The Proposition 65 list identifying chemicals known to the State of California to cause cancer or reproductive harm got a little longer in September 2013, with the addition of five new chemicals by the Office of Environmental Health Hazard Assessment (OEHHA).
Effective September 13, 2013, chloral, chloral hydrate, 1,1,1,2-tetrachloroethane, and trichloroacetic acid are chemicals known to the State of California to cause cancer for purposes of Proposition 65. 1,1,1,2- tetrachloroethane is commonly used as a solvent and in the production of wood stains and varnishes. Trichloroacetic acid is commonly used in cosmetic treatments such as chemical peels and for the removal of tattoos and treatment of skin tags, warts and moles.
Effective September 27, 2013, chloramphenicol sodium succinate became a chemical known to the State of California to cause cancer for purposes of Proposition 65.
The effect of the listings is that anyone doing business in California must provide a clear and reasonable warning before they expose consumers to any of these chemicals.
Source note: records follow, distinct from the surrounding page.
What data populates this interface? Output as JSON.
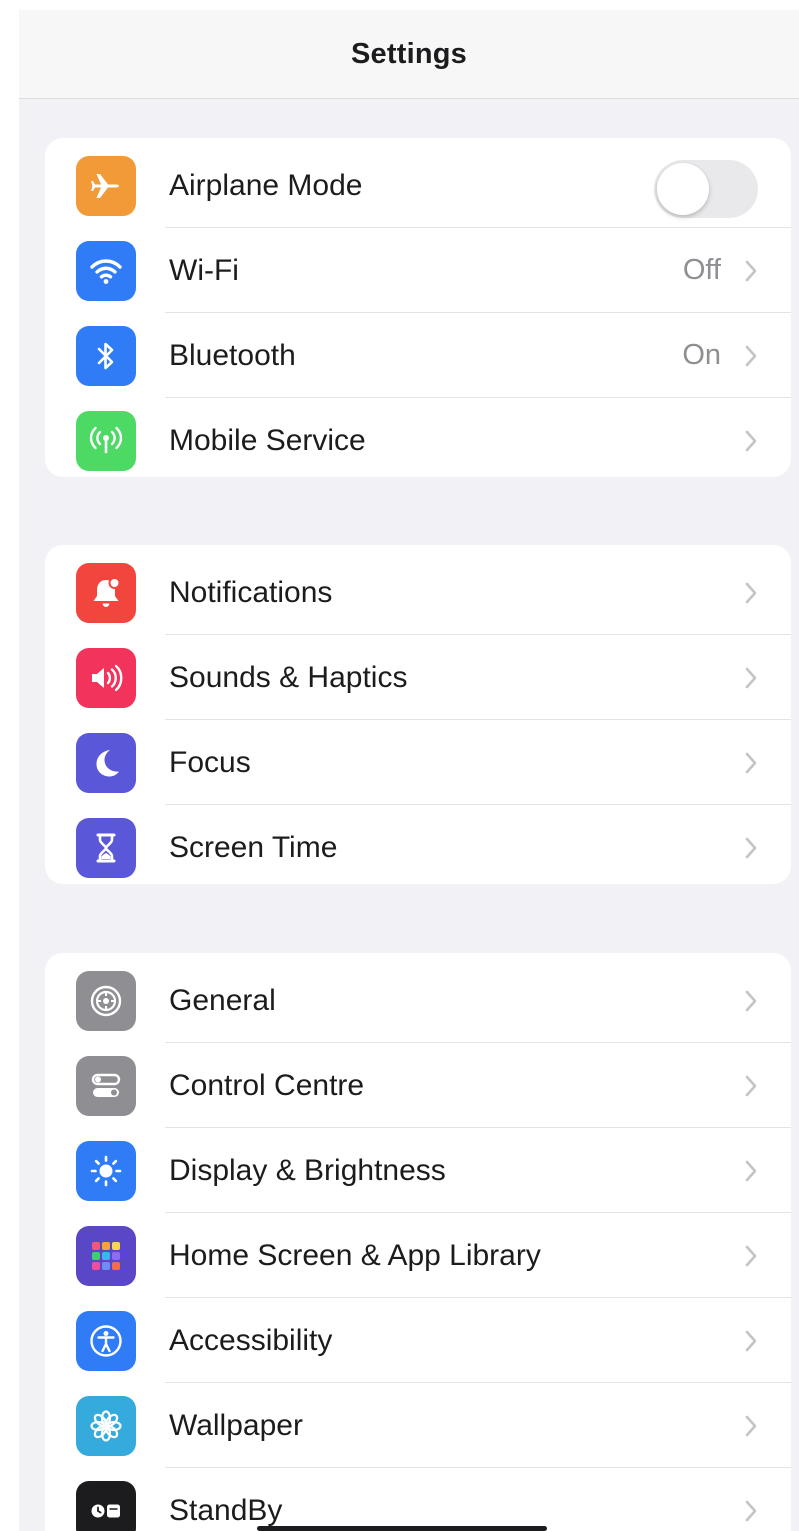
{
  "header": {
    "title": "Settings"
  },
  "groups": [
    {
      "rows": [
        {
          "label": "Airplane Mode",
          "icon": "airplane-icon",
          "icon_color": "#f19a37",
          "toggle_on": false
        },
        {
          "label": "Wi-Fi",
          "icon": "wifi-icon",
          "icon_color": "#2f7cf6",
          "value": "Off"
        },
        {
          "label": "Bluetooth",
          "icon": "bluetooth-icon",
          "icon_color": "#2f7cf6",
          "value": "On"
        },
        {
          "label": "Mobile Service",
          "icon": "antenna-icon",
          "icon_color": "#4cd964"
        }
      ]
    },
    {
      "rows": [
        {
          "label": "Notifications",
          "icon": "bell-icon",
          "icon_color": "#f1453d"
        },
        {
          "label": "Sounds & Haptics",
          "icon": "speaker-icon",
          "icon_color": "#f2335b"
        },
        {
          "label": "Focus",
          "icon": "moon-icon",
          "icon_color": "#5b57d9"
        },
        {
          "label": "Screen Time",
          "icon": "hourglass-icon",
          "icon_color": "#5b57d9"
        }
      ]
    },
    {
      "rows": [
        {
          "label": "General",
          "icon": "gear-icon",
          "icon_color": "#8e8e93"
        },
        {
          "label": "Control Centre",
          "icon": "switches-icon",
          "icon_color": "#8e8e93"
        },
        {
          "label": "Display & Brightness",
          "icon": "sun-icon",
          "icon_color": "#2f7cf6"
        },
        {
          "label": "Home Screen & App Library",
          "icon": "app-grid-icon",
          "icon_color": "#5a47c8"
        },
        {
          "label": "Accessibility",
          "icon": "accessibility-icon",
          "icon_color": "#2f7cf6"
        },
        {
          "label": "Wallpaper",
          "icon": "flower-icon",
          "icon_color": "#35aadc"
        },
        {
          "label": "StandBy",
          "icon": "standby-icon",
          "icon_color": "#1c1c1e"
        }
      ]
    }
  ],
  "colors": {
    "background": "#f2f2f6",
    "separator": "#e4e4e8",
    "secondary_text": "#8e8e93"
  }
}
None of the five chemicals has an established safe harbor level for exposure, although Proposition 65 generally provides that there is no warning requirement if the exposures caused are so low as to create no significant risk of cancer.
Businesses have some breathing room to comply with the listings under Proposition 65’s safe harbor provision: No action can be taken by the Attorney General, district attorneys or private enforcers until 12 months after the listing of that chemical. Thus, businesses will have until September 13, 2014 (for chloral, chloral hydrate, 1,1,1,2-tetrachloroethane, and trichloroacetic acid) and September 27, 2014 (for chloramphenicol sodium succinate) before any alleged failure to comply is legally actionable.
Proposition 65 applies to everyone in the supply chain. Manufacturers, distributors, suppliers, retailers and other entities doing business in California should take advantage of the safe harbor period and review the products they sell to determine whether chloral, chloral hydrate, 1,1,1,2-tetrachloroethane, trichloroacetic acid or chloramphenicol sodium succinate is present in any of their products. If so, they should consider scientific testing to determine exposure levels. Possible action that can be taken to proactively handle the new listings include reformulation or providing a clear and reasonable warning to California consumers. Conkle, Kremer & Engel has substantial experience in helping businesses understand and comply with the requirements of Proposition 65 and other regulations to avoid exposure to liability, and to respond efficiently and effectively if a Notice of Violation is received.